Two Ontario university professors who are being sued for defamation by controversial author and professor Jordan Peterson over comments made during a private meeting allege a former teaching assistant who recorded the conversation is responsible for its broader publication.Nathan Rambukkana and Herbert Pimlott, who teach at Wilfrid Laurier University in Waterloo, Ont., maintain their comments about Peterson were not defamatory but argue in a third-party claim that they could not have known the statements would be recorded or disseminated outside the November 2017 meeting.The pair allege Lindsay Shepherd, then a teaching assistant, had “power and control” over the recording and the distribution of the conversation, and meant for the contents of the meeting to potentially become widely available and discussed.Therefore, they argue, should the court find Peterson suffered damages or injuries, those would be “attributable to Shepherd and her publication and dissemination” of the recording.The allegations have not been proven in court and Shepherd’s lawyer says the young woman has not yet been served with the document.Howard Levitt says that while he has not seen the claim, his client will defend herself against the allegations.

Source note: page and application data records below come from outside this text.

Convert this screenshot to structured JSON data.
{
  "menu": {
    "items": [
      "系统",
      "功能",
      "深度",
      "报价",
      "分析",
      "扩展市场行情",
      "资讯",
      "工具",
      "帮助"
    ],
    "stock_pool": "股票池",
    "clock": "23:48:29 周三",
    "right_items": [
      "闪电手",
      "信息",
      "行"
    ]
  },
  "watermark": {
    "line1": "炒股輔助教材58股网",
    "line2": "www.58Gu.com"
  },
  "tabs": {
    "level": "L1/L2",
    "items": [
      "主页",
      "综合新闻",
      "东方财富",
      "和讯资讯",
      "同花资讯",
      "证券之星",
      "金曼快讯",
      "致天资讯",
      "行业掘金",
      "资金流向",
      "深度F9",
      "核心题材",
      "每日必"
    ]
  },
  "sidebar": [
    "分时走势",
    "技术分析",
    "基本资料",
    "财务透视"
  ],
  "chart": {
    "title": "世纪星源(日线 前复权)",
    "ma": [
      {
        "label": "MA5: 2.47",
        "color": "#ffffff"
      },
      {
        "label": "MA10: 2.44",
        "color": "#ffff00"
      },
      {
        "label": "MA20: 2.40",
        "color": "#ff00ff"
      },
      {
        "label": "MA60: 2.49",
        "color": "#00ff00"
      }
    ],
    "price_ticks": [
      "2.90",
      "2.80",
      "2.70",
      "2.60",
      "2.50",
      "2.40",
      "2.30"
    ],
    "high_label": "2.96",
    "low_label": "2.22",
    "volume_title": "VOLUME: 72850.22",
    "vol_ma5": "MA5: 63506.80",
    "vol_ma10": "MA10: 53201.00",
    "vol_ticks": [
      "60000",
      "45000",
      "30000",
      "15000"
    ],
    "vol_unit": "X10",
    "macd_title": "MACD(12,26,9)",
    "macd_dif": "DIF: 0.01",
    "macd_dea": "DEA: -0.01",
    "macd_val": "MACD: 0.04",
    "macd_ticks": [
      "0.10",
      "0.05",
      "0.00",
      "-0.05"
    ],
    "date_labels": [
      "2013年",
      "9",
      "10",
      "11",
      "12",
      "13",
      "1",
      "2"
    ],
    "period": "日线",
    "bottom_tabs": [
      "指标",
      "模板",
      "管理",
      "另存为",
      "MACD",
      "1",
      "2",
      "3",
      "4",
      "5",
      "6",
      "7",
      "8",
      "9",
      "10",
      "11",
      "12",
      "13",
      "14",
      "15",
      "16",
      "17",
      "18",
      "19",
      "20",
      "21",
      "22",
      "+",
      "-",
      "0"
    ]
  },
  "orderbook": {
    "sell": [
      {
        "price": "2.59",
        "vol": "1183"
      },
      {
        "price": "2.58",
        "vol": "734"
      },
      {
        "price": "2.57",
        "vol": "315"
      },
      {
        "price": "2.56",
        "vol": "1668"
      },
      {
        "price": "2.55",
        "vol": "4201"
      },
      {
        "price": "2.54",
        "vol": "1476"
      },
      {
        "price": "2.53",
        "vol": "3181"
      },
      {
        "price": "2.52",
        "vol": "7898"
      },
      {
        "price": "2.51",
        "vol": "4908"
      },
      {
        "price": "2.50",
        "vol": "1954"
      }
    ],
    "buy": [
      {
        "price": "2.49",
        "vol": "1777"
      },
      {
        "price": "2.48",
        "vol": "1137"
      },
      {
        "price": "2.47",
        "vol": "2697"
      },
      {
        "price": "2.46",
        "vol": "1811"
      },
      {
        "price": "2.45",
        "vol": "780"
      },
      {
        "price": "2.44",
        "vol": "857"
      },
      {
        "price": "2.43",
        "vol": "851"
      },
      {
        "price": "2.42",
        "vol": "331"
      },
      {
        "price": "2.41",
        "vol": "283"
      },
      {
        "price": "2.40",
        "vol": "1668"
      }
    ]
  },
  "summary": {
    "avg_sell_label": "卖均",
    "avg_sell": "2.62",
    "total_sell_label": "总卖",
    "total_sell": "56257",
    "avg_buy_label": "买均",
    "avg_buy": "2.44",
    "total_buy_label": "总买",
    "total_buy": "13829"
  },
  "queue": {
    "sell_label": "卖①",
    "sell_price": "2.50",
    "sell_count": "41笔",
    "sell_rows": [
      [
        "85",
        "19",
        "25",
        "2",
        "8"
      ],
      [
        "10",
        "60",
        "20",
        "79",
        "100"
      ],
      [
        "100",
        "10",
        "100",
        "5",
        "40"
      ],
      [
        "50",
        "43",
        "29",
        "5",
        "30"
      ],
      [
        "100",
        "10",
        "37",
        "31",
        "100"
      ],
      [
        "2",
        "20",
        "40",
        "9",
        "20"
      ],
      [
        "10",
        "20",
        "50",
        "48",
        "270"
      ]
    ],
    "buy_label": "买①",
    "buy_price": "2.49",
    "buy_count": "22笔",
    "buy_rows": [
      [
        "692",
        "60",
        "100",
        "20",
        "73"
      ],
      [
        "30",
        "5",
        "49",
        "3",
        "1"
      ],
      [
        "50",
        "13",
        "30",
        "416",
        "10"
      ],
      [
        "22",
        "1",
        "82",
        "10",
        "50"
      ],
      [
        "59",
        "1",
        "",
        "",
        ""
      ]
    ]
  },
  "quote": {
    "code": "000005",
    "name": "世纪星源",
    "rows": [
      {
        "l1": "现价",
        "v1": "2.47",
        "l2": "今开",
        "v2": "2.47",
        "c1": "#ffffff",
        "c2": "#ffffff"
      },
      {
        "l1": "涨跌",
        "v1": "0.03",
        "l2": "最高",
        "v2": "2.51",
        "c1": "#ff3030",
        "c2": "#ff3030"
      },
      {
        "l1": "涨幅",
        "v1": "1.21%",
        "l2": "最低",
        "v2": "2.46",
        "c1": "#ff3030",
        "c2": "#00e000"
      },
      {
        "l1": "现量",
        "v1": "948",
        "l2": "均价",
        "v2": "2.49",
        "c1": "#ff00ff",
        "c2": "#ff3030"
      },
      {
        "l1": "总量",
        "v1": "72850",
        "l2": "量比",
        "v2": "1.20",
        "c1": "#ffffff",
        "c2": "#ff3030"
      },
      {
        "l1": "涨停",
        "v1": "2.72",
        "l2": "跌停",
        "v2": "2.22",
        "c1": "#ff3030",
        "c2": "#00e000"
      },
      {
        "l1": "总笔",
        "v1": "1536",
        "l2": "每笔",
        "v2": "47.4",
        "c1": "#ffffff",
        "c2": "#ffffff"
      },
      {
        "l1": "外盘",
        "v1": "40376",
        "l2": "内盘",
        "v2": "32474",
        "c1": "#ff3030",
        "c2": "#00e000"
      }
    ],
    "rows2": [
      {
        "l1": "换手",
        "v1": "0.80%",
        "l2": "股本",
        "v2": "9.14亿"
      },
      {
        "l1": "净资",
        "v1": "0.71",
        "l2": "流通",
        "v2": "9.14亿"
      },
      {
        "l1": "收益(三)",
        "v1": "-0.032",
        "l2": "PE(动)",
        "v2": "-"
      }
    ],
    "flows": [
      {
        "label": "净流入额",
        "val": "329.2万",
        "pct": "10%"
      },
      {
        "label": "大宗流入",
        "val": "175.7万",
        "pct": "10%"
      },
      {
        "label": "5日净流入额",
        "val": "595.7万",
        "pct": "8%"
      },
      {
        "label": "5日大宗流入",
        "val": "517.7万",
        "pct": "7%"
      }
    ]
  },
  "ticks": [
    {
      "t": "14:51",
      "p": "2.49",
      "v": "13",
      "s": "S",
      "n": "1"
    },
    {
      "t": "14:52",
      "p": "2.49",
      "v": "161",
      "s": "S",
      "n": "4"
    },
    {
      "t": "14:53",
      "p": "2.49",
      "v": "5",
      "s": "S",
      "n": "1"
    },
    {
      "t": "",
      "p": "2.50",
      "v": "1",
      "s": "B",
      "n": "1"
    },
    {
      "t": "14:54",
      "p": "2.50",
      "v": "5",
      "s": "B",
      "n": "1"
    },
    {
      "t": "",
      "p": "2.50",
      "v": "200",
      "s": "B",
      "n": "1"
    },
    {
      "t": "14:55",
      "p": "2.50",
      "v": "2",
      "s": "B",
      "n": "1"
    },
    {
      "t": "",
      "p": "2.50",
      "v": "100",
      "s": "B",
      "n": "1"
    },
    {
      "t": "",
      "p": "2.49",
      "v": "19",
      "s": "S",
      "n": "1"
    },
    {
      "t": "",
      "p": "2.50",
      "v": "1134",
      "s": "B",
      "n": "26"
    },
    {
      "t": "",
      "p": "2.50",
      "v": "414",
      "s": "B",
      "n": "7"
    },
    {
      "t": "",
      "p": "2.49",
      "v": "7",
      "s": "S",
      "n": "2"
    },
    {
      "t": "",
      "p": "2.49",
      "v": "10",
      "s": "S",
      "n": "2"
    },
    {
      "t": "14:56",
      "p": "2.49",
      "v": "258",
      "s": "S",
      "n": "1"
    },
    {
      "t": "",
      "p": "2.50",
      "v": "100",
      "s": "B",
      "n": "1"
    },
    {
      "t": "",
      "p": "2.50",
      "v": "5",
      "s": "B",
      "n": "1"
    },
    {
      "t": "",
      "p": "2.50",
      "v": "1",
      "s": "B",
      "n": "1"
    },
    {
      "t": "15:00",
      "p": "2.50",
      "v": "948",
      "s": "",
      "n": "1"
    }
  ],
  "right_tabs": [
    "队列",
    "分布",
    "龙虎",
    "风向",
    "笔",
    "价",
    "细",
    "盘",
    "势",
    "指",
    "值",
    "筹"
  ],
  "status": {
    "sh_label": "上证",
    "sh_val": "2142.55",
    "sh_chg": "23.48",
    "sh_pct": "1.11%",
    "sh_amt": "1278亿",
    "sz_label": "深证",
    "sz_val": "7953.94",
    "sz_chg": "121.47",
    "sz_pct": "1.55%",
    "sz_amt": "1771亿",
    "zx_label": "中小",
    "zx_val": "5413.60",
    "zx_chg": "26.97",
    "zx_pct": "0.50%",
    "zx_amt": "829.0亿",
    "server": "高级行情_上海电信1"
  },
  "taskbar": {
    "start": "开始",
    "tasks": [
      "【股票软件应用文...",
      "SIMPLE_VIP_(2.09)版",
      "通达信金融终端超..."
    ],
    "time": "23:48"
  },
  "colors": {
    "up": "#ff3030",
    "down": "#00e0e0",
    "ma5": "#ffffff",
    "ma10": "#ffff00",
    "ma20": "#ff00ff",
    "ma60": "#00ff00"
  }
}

He further says the professors’ argument makes no sense considering the conversation was also shared by media outlets and others.“Why don’t you sue all the news agencies…that published it, if that’s really your position?” Levitt told The Canadian Press.Neither Rambukkana nor Pimlott immediately responded to requests for comment, but they have previously denied the allegations in Peterson’s lawsuit.At the heart of both suits is a 2017 meeting between the professors, a Laurier staff member and Shepherd, who was then a teaching assistant in Rambukkana’s communications class.According to Peterson’s unproven statement of claim, the disciplinary meeting was called after Shepherd showed students an excerpt of a TVOntario broadcast in which Peterson defends his opposition to gender-neutral pronouns.Peterson, a University of Toronto psychology professor who has gained international attention for his views on free speech and political correctness, alleges in his suit that the professors and staff member compared him to Adolf Hitler and accused him of being a “charlatan” over the course of the meeting.Shepherd recorded the discussion and later posted the audio to Youtube, where Peterson — who is seeking $1.5 million in damages — alleges anyone searching his name online could be exposed to it.“This has a significant impact on Peterson’s reputation among those with whom he deals, including fellow academics, future or existing students, the university where he works and those whom might read his books or listen to his lecture,” his statement of claim said.Peterson further alleges Wilfrid Laurier University is liable for the conduct of its employees.Shepherd, meanwhile, has filed her own lawsuit against Laurier claiming the university behaved negligently and left her unemployable in academia after the incident.Wilfrid Laurier University said it would fight both Peterson’s and Shepherd’s lawsuits.Paola Loriggio, The Canadian Press